Question and Answer: Ask students the answers to the following questions:

  • What are the byproducts/outputs of photosynthesis? (Answer: oxygen and water)
  • What is it about these byproducts that are different from the byproducts of say an automobile? (Answer: The byproducts of photosynthesis are food/nutrients for other organisms, while the byproducts of an automobile are mostly toxic to the environment.)
  • What are the inputs for photosynthesis? (Answer: carbon dioxide, water and soil nutrients)

Note: It might be helpful to write down the outputs on the right side of the board/overhead, inputs on the left and then draw a plant in the middle, showing the entire process. The students can also take part in posting parts of the process on the board.

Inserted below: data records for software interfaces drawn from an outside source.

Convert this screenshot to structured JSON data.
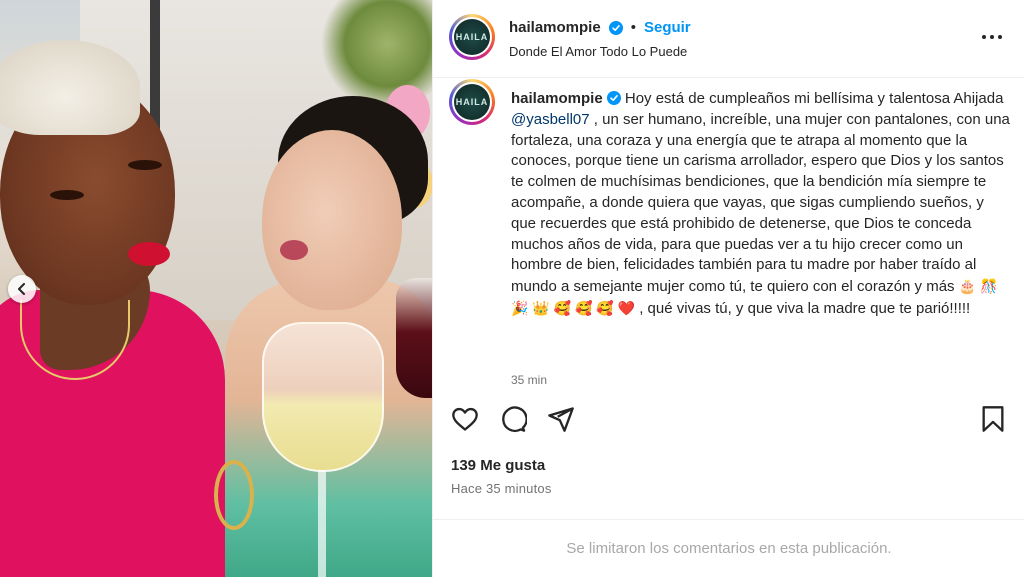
{
  "post": {
    "username": "hailamompie",
    "separator": "•",
    "follow_label": "Seguir",
    "location": "Donde El Amor Todo Lo Puede",
    "avatar_text": "HAILA",
    "caption_before_mention": "Hoy está de cumpleaños mi bellísima y talentosa Ahijada ",
    "mention": "@yasbell07",
    "caption_after_mention": " , un ser humano, increíble, una mujer con pantalones, con una fortaleza, una coraza y una energía que te atrapa al momento que la conoces, porque tiene un carisma arrollador, espero que Dios y los santos te colmen de muchísimas bendiciones, que la bendición mía siempre te acompañe, a donde quiera que vayas, que sigas cumpliendo sueños, y que recuerdes que está prohibido de detenerse, que Dios te conceda muchos años de vida, para que puedas ver a tu hijo crecer como un hombre de bien, felicidades también para tu madre por haber traído al mundo a semejante mujer como tú, te quiero con el corazón y más ",
    "caption_emojis": "🎂 🎊 🎉 👑 🥰 🥰 🥰 ❤️",
    "caption_end": " , qué vivas tú, y que viva la madre que te parió!!!!!",
    "caption_time": "35 min",
    "likes": "139 Me gusta",
    "posted_ago": "Hace 35 minutos",
    "comments_disabled": "Se limitaron los comentarios en esta publicación."
  },
  "icons": {
    "verified": "verified-badge-icon",
    "more": "more-options-icon",
    "like": "heart-icon",
    "comment": "comment-icon",
    "share": "share-icon",
    "save": "bookmark-icon",
    "carousel_prev": "chevron-left-icon"
  },
  "colors": {
    "accent": "#0095f6",
    "mention": "#00376b",
    "muted": "#737373",
    "dress": "#e0115f"
  }
}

Lesson Summary Assessment

Diagramming: Have students individually diagram the process of photosynthesis indicating inputs and outputs. If time permits, have them include this diagram in a food web, illustrating the sun's input and several levels of consumers that utilize the plant, not only as a producer of oxygen, but also as a direct food source; for example rabbits or mice and then foxes, etc.


"Ecology of Gray's Reef." Last updated March 11, 2009. Gray's Reef National Marine Sanctuary, National Oceanic and Atmospheric Administration. Accessed March 30, 2009. graysreef.noaa.gov

"BIOMASS---Renewable Energy from Plants and Animals." Last updated November 2007. Energy Kids Page, Energy Facts, Energy Information Administration, U.S. Department of Energy. Accessed March 5, 2009. www.eia.gov/kids/index.cfm


Christopher Valenti; Janet Yowell; Karen King


© 2009 by Regents of the University of Colorado

Supporting Program

Integrated Teaching and Learning Program, College of Engineering, University of Colorado Boulder


The contents of this digital library curriculum were developed under grants from the Fund for the Improvement of Postsecondary Education (FIPSE), U.S. Department of Education and National Science Foundation (GK-12 grant no. 0338326). However, these contents do not necessarily represent the policies of the Department of Education or National Science Foundation, and you should not assume endorsement by the federal government.

Last modified: July 31, 2017